The resulting comic is depressingly average and dull. Whereas Dark Knight touched on mid-‘80s urban crime by way of creating a futuristic jumble filled with mod-clothed “mutants” that spoke in odd slang (Burgess by way of Chandler), Azzarello adopts a far more on-the-nose (and far more annoying) approach with overt allusions to Freddie Gray and Michael Brown as Batman takes on the cops to protect abused minorities. Attempts to mirror Miller’s seminal work fall woefully short — a two-page spread showing media reaction to recent Bat-shenanigans and the panels seem to float incoherently against a garishly Photoshopped future cityscape. But Miller’s unique sensibilities, however, are nowhere to be found.
Well, not entirely. There’s a mini-comic sandwiched in the middle of the issue, a bonus side story starring DC C-lister The Atom (he can shrink real small, don’t ask questions). Miller is actually credited as the penciller on this one (again, the story is too Azzarello-ish to even see any traces of Miller’s clipped prose). Sadly, only a few panels seem to bear Miller’s trademark style — the rough-hewed line, the arched back and splayed feet and arms. Most of this comic seems to be filled in by Miller’s once and current partner, inker Klaus Janson. Perhaps the most Milleresque thing in the entire comic is the mini’s cover, which features an garishly proportioned Superman flinging (punching? It’s hard to tell) the Atom into the stratosphere. It’s cartoonishly hideous but at least it’s recognizably Miller.

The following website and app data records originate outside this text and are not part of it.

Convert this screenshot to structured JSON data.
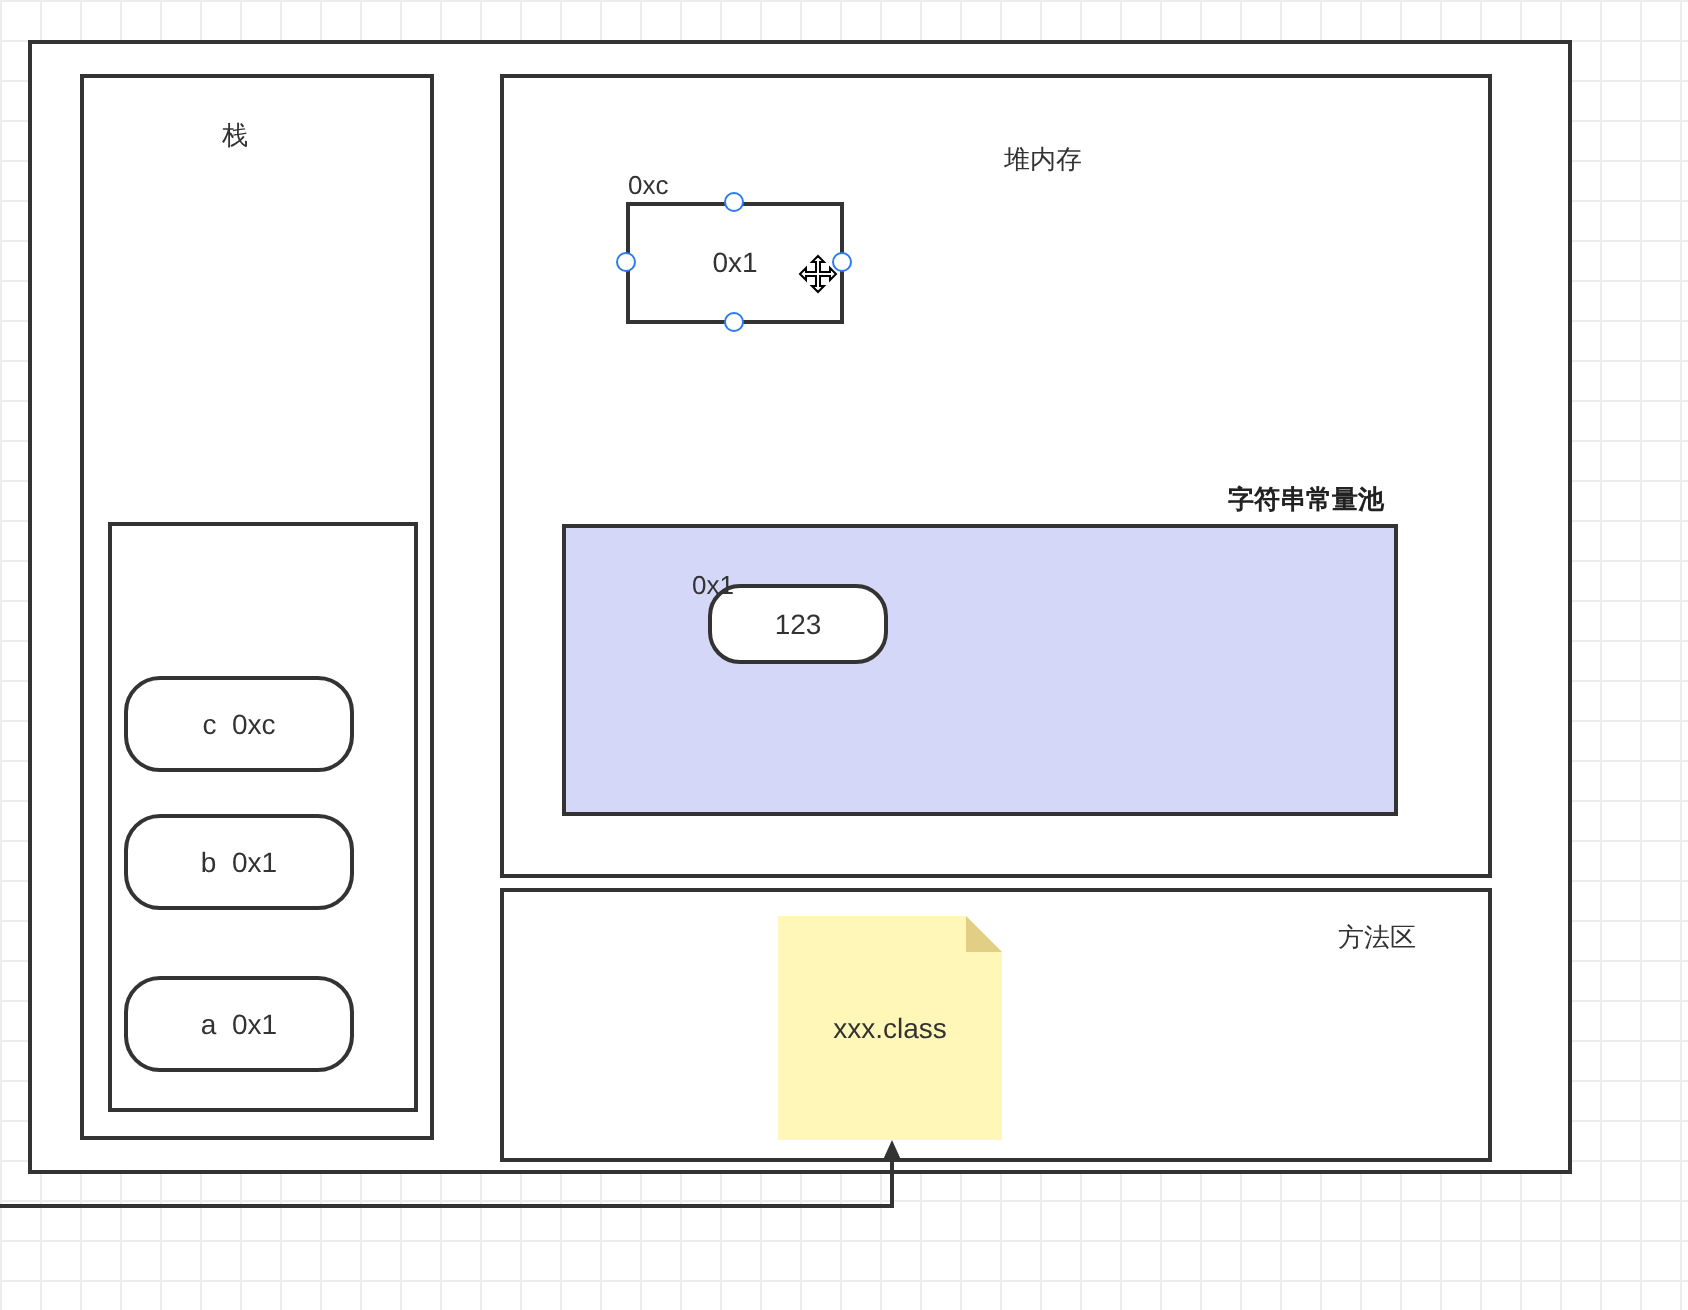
{
  "stack": {
    "label": "栈",
    "items": [
      {
        "text": "c  0xc"
      },
      {
        "text": "b  0x1"
      },
      {
        "text": "a  0x1"
      }
    ]
  },
  "heap": {
    "label": "堆内存",
    "object": {
      "address": "0xc",
      "value": "0x1",
      "selected": true
    },
    "string_pool": {
      "label": "字符串常量池",
      "entries": [
        {
          "address": "0x1",
          "value": "123"
        }
      ]
    }
  },
  "method_area": {
    "label": "方法区",
    "file": "xxx.class"
  }
}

So what’s going on here? Did DC want Miller’s name but little else? Or was he simply incapable of providing anything more than his name due to age, illness or pure disinterest?
But even if Miller’s best artistic days are behind him, he surely deserves better treatment than being associated with a mediocre piece of pop trash that contains few of the tics and details that won him acclaim in the first place. Despite his continued dalliances with licensed properties, and despite his insistence on alienating large segments of his audience for the sake of making reductive, retrograde political points, Frank Miller remains an auteur in a section of the comics industry that has little regard or need for auteurs. Historically, those working in mainstream comics that had both a vision and the chops to back it up — Jack Kirby, Steve Ditko, Wally Wood, and Harvey Kurtzman to name but a few — were welcome only to the extent that their originality could be watered down and compromised by a steady stream of hired hacks ready to ensure that that the constant flow of product is uninterrupted.
The difference here, of course, is that Miller has at least been paid (one hopes) handsomely for the pleasure of associating himself with Dark Knight III, and thereby being assimilated into the nerd culture machinery. Kirby, Wood, et. al., didn’t have that option — they were merely shown the door. Miller was at least paid to vanish. We’ve come so far. •